WHAT TO WORK ON:
Return the lines of the data below in which the string "tachypacing" occurs.

Entries from a dataset of interfaces
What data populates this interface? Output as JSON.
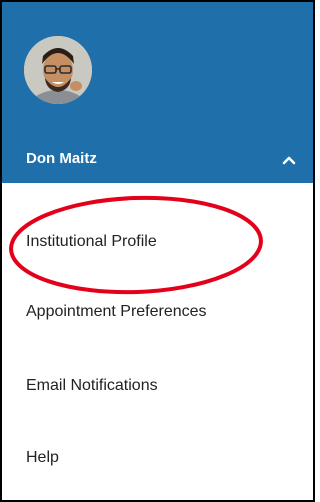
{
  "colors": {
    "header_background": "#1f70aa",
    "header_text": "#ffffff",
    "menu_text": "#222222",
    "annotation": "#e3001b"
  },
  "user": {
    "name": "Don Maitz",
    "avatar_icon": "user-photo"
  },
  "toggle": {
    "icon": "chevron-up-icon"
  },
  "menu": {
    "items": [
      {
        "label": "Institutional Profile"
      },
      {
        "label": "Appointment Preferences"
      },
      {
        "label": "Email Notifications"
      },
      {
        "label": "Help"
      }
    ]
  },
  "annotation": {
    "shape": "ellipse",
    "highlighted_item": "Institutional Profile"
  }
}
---
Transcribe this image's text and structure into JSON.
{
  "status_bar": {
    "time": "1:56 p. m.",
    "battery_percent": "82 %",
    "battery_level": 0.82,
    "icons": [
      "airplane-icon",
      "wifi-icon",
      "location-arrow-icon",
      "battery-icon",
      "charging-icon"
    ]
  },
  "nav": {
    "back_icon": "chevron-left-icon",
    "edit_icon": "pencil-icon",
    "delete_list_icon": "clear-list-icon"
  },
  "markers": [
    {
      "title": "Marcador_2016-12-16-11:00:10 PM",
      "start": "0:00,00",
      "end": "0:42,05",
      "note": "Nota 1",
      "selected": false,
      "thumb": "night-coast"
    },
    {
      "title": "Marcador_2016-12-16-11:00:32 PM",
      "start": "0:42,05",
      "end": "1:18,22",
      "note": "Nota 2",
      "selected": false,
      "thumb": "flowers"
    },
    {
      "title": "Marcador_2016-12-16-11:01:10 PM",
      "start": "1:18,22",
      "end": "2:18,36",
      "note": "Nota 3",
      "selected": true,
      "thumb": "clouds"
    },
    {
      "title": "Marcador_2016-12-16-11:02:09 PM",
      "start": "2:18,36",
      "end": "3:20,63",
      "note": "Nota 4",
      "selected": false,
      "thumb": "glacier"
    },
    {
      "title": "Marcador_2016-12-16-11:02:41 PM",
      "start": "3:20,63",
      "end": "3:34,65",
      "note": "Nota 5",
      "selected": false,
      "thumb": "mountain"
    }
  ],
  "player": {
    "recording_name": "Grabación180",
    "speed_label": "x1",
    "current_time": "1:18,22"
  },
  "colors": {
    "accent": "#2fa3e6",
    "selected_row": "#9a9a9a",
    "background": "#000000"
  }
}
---
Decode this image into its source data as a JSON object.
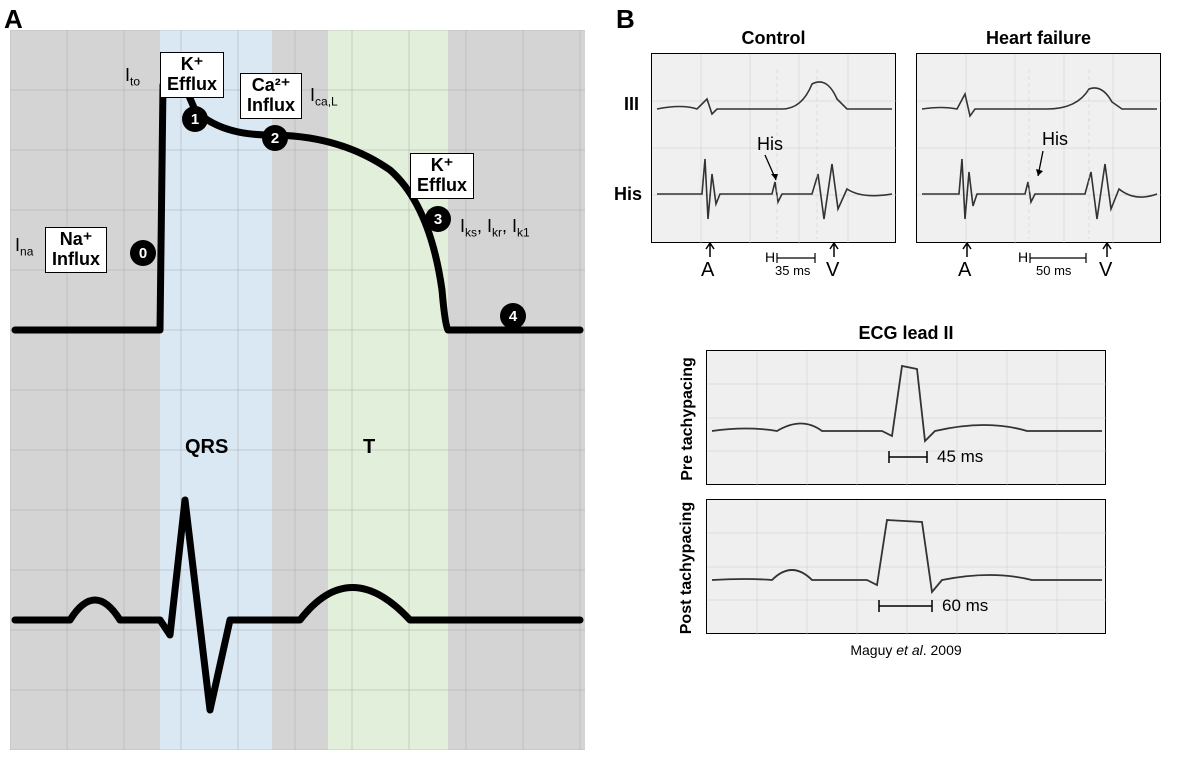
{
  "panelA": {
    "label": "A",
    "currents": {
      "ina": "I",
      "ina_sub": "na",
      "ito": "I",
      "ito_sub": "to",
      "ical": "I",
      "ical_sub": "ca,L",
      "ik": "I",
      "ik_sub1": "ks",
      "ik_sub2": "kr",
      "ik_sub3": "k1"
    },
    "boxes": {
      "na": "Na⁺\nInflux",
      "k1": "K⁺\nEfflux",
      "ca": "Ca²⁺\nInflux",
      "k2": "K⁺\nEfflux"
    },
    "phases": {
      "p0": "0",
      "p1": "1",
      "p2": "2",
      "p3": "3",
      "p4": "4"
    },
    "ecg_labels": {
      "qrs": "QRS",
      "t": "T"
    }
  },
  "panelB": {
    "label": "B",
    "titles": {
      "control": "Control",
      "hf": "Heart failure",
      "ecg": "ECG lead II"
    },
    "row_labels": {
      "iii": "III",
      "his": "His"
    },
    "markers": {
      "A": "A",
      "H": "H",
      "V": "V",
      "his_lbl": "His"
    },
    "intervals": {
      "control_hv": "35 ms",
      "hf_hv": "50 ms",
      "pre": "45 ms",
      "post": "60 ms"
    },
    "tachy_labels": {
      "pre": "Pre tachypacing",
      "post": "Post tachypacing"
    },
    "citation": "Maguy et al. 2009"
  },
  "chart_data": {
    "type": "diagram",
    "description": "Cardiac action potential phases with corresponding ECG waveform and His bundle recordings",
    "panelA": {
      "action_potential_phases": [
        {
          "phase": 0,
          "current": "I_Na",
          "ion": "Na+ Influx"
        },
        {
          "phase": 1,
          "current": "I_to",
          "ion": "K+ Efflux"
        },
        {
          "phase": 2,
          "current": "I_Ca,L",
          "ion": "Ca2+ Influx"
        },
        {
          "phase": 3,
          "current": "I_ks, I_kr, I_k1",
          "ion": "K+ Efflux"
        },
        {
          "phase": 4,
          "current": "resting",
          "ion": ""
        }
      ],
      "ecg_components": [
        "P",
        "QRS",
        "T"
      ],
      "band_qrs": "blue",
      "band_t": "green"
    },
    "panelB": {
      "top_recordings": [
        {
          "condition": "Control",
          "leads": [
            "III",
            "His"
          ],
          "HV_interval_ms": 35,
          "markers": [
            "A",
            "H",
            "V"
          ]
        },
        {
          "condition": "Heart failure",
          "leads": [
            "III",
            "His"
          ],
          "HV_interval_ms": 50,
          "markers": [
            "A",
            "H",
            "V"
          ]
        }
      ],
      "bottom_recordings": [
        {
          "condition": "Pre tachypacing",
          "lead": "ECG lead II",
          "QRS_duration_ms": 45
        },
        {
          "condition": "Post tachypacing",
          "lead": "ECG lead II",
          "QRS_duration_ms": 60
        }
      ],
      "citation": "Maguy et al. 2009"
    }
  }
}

EXERCISE OUTPUT:
      "pre": "Pre tachypacing",
      "post": "Post tachypacing"
          "condition": "Pre tachypacing",
          "condition": "Post tachypacing",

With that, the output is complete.